The Duck Creek chief operating officer, acknowledged are sometimes dubious among the Castle Payday customers who end up defaulting, some are approached by debt collectors whose practices, Jennifer Steiner. One collector year that is last a debtor in St. Louis, threatening him with prison some time utilizing racial slurs in messages kept on his answering device. Those communications, distributed to The Washington Post by the borrower’s solicitors, arrived months that are several he’d removed a $700 loan through the tribe.

The Lac Vieux Desert Band’s 12,500-word financing code devotes just one phrase into the loans, prohibiting a lot more than $50 in funding charges per installment duration for each $100 lent. If a dispute is had by the borrower, he is able to just go on it up because of the tribe. The rule provides “no genuine protections of any value,” said Andrew Pizor, a legal professional during the nationwide customer Law Center, whom reviewed the document in the demand for the Post.
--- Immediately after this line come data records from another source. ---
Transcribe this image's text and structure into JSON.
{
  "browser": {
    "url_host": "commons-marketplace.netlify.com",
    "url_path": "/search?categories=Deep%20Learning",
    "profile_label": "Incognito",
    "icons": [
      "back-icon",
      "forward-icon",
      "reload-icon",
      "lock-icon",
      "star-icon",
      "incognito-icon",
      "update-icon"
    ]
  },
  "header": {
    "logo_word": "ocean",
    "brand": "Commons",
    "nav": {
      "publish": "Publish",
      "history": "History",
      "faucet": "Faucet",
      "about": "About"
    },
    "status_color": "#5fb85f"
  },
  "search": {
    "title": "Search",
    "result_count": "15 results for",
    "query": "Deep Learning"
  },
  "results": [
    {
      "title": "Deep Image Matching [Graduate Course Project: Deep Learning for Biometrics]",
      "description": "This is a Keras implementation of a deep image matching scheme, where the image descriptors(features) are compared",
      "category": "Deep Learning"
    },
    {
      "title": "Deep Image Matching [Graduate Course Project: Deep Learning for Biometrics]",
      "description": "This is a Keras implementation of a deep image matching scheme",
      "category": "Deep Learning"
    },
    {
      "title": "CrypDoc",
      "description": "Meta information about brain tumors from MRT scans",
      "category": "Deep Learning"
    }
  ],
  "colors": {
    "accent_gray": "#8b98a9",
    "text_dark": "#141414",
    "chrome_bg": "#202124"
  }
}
This past year, the tribe received a cease-and-desist page from Benjamin Lawsky, brand New York’s economic solutions superintendent, whom stated they along with other online loan providers had been breaking brand New York’s 25-percent yearly interest cap by working with borrowers into the state. The Lac Vieux Desert Band, combined with the Otoe Missouria Tribe of Indians in Oklahoma, together challenged Lawsky’s capacity to manage the loans. However they destroyed twice in court after which dropped the way it is.

Castle Payday is running “at capability,” said Steiner, however it doesn’t issue loans to customers in nyc, Pennsylvania, Arkansas, Vermont, West Virginia or Colorado — other states that either banned lending that is high-rate have challenged online loan providers.
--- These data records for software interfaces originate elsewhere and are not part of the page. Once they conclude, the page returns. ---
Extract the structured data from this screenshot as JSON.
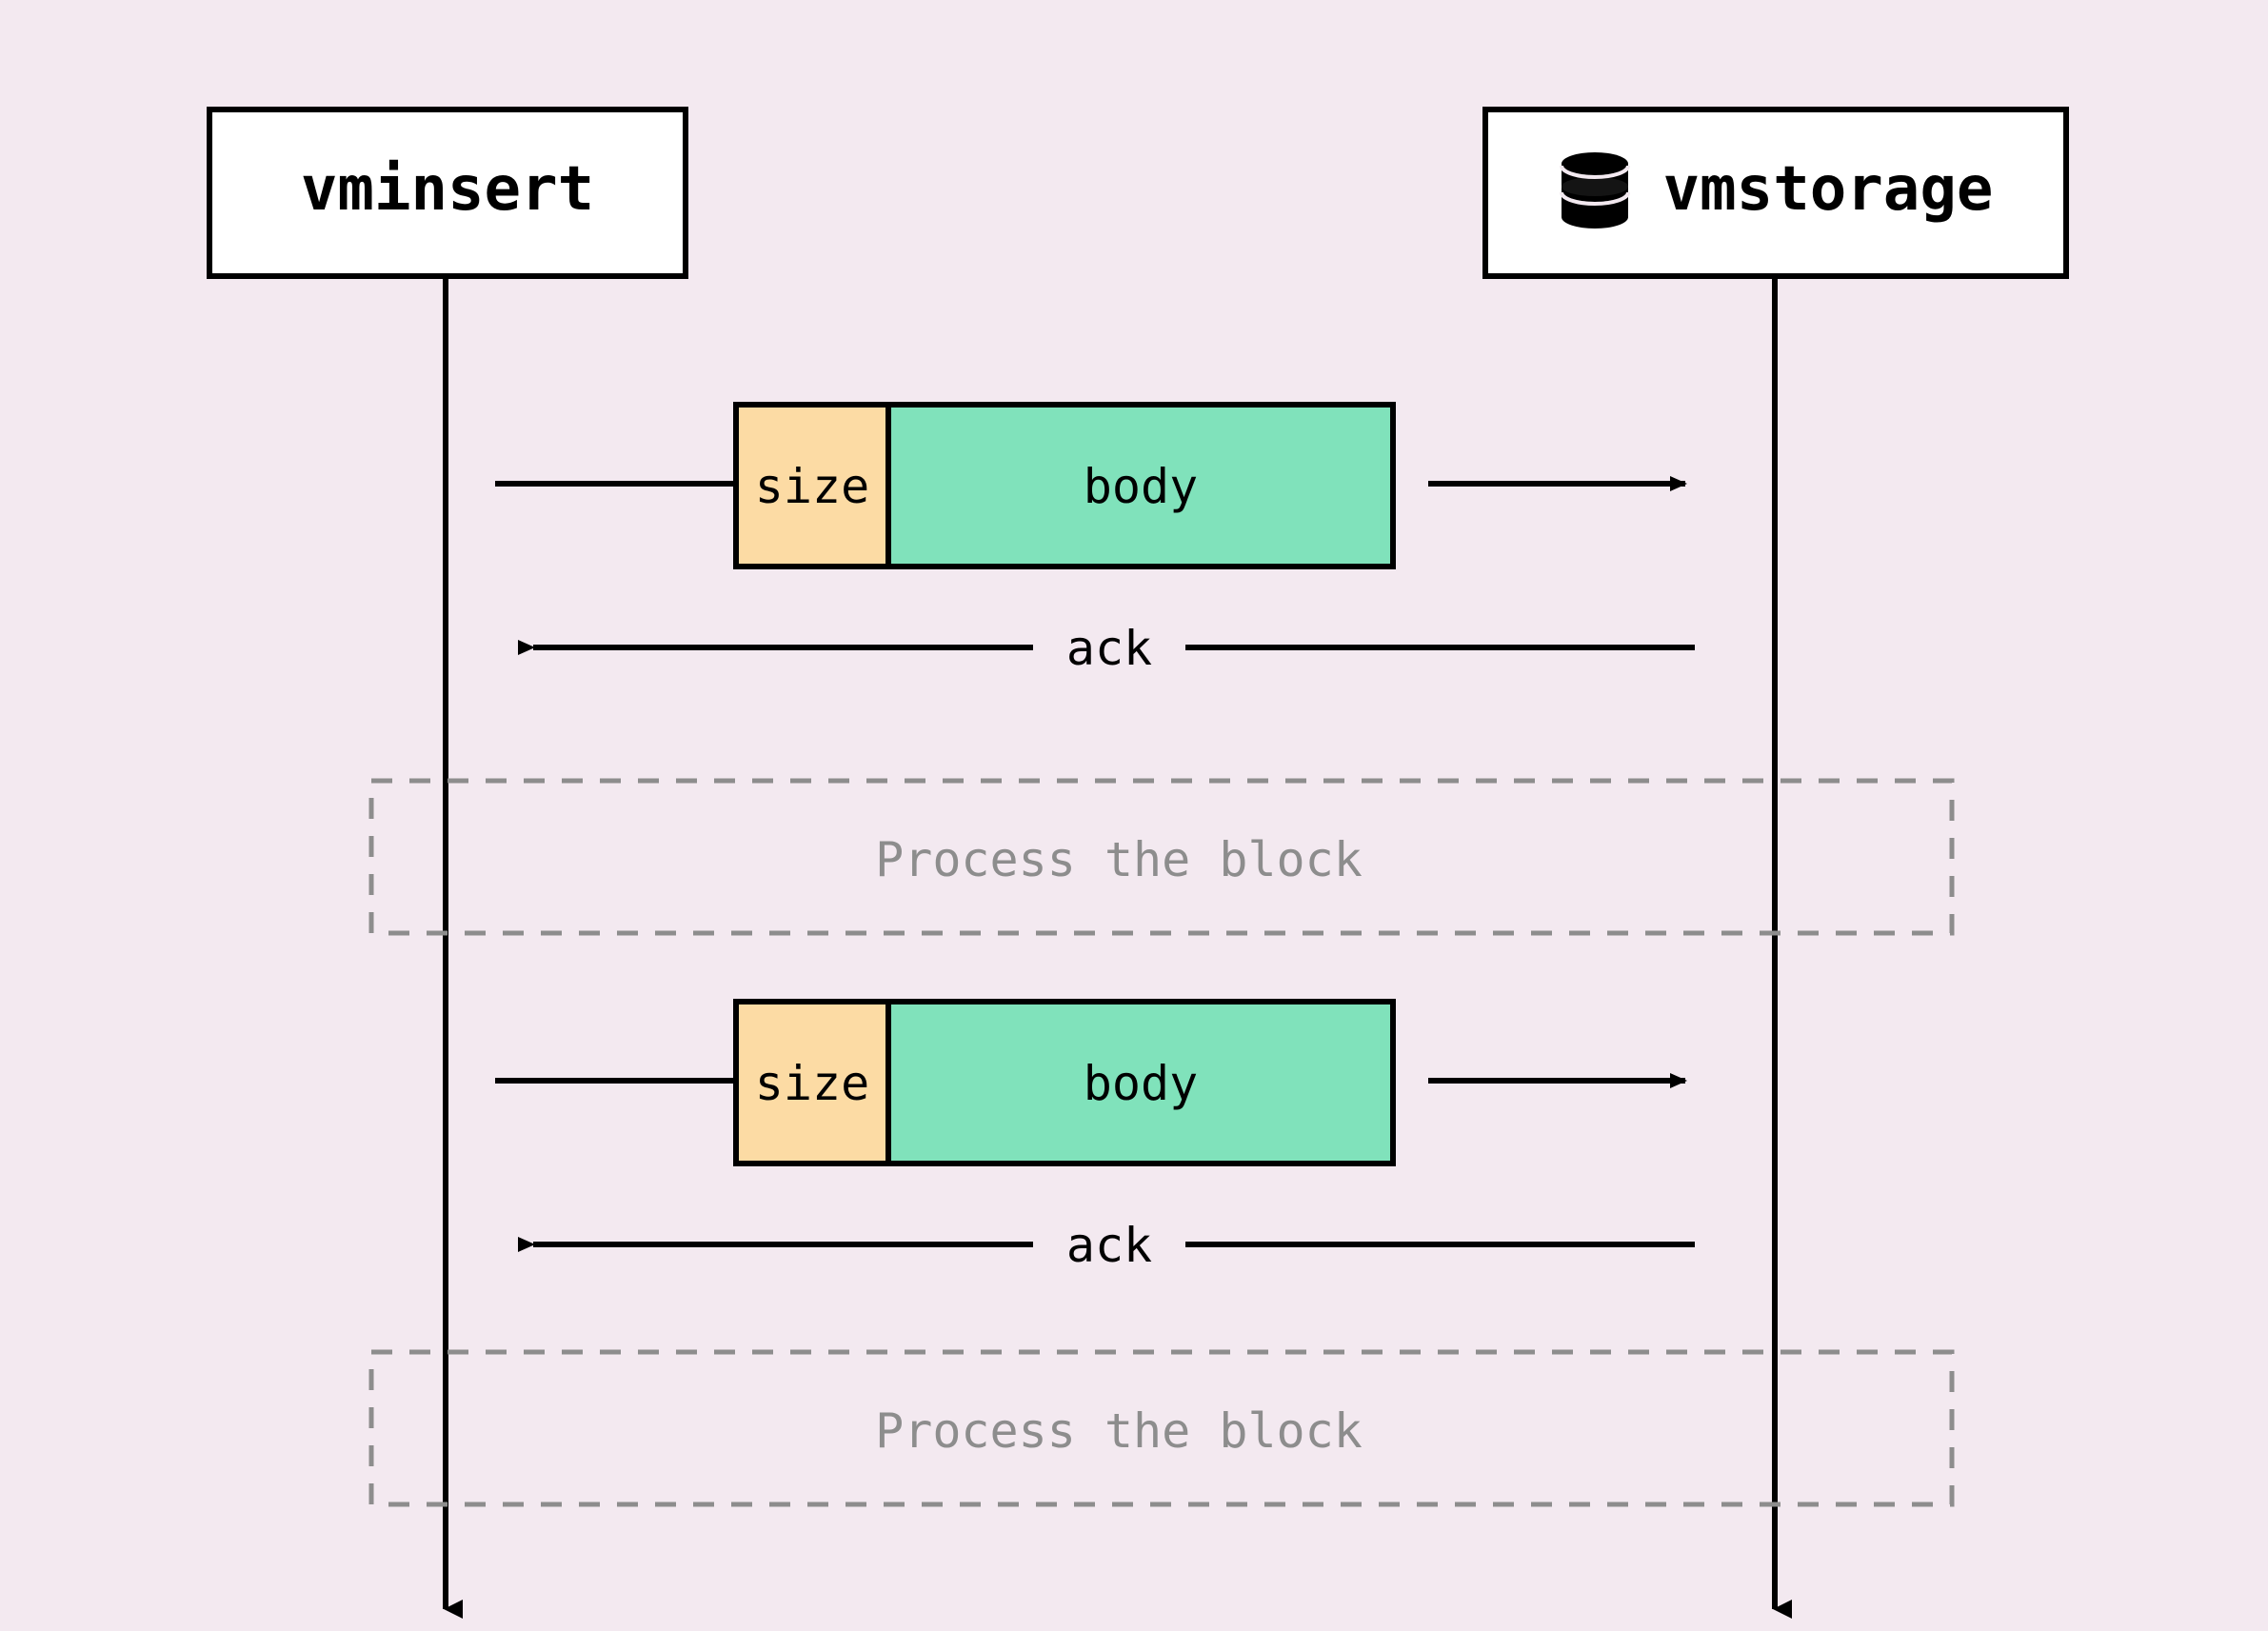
{
  "participants": {
    "left": {
      "label": "vminsert"
    },
    "right": {
      "label": "vmstorage"
    }
  },
  "packet": {
    "size_label": "size",
    "body_label": "body",
    "size_fill": "#fcdba4",
    "body_fill": "#80e2bb"
  },
  "messages": {
    "ack_label": "ack"
  },
  "process_box": {
    "label": "Process the block"
  },
  "colors": {
    "bg": "#f3e9f0",
    "stroke": "#000000",
    "dashed_stroke": "#8d8d8d",
    "dashed_text": "#8d8d8d",
    "white": "#ffffff"
  }
}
Wichtman and Williams, the tribal chief, often mention the legislation efforts as misguided disturbance by outsiders, and say Indian tribes faced similar opposition if they joined the gambling industry decades ago. Williams, at one point, stated with anger that the purpose of legislation is always to “keep us in poverty.”

“Anytime Indian country gets in into one thing new, it is a battle,” Wichtman said. “Because they believe we have to stick to the booking.”

In November, McGeshick pulled a search for $625 away from her mailbox.

It was the dividend that is yearly every Lac Vieux Desert Band user gets through the tribe, though this time around it absolutely was especially good. In reality, in a few years, there hadn’t been a repayment at all. These times, Williams stated, the financing profits had kept the tribe with an increase of cash to circulate.

Should it make a difference, in determining the merits regarding the industry, where in actuality the earnings movement? McGeshick believes it must, and she’s told herself that this is actually the missing piece in assessing the financing company. Native Americans, she claims, should do every thing possible to greatly help on their own.

“I feel we got screwed over,” she stated. “We’re a sovereign country, but we’re nevertheless being ruled. Nevertheless being controlled.”

Therefore after getting the check, McGeshick chose to try one thing new, one thing she’d have dared do n’t years earlier in the day.

She handed her kids off to buddy and booked an admission to Las Vegas. She went having a Castle Payday coworker, and also the two remained at Circus Circus and shopped together with a drinks that are few. It was the farthest McGeshick had ever been at home.

They didn’t talk much about work while on a break, nevertheless when McGeshick came back, she wondered exactly just exactly how borrowers would feel once you understand in regards to the ballroom that is old she worked, the spot where in fact the cash had been moving.

“Maybe it could official site change lives,” she stated, in the way the borrowers felt. “I don’t understand. Possibly it can.”

She laughed for a half-beat.

“They’d most likely end up like, ‘At least I’m assisting away, somehow.’ ”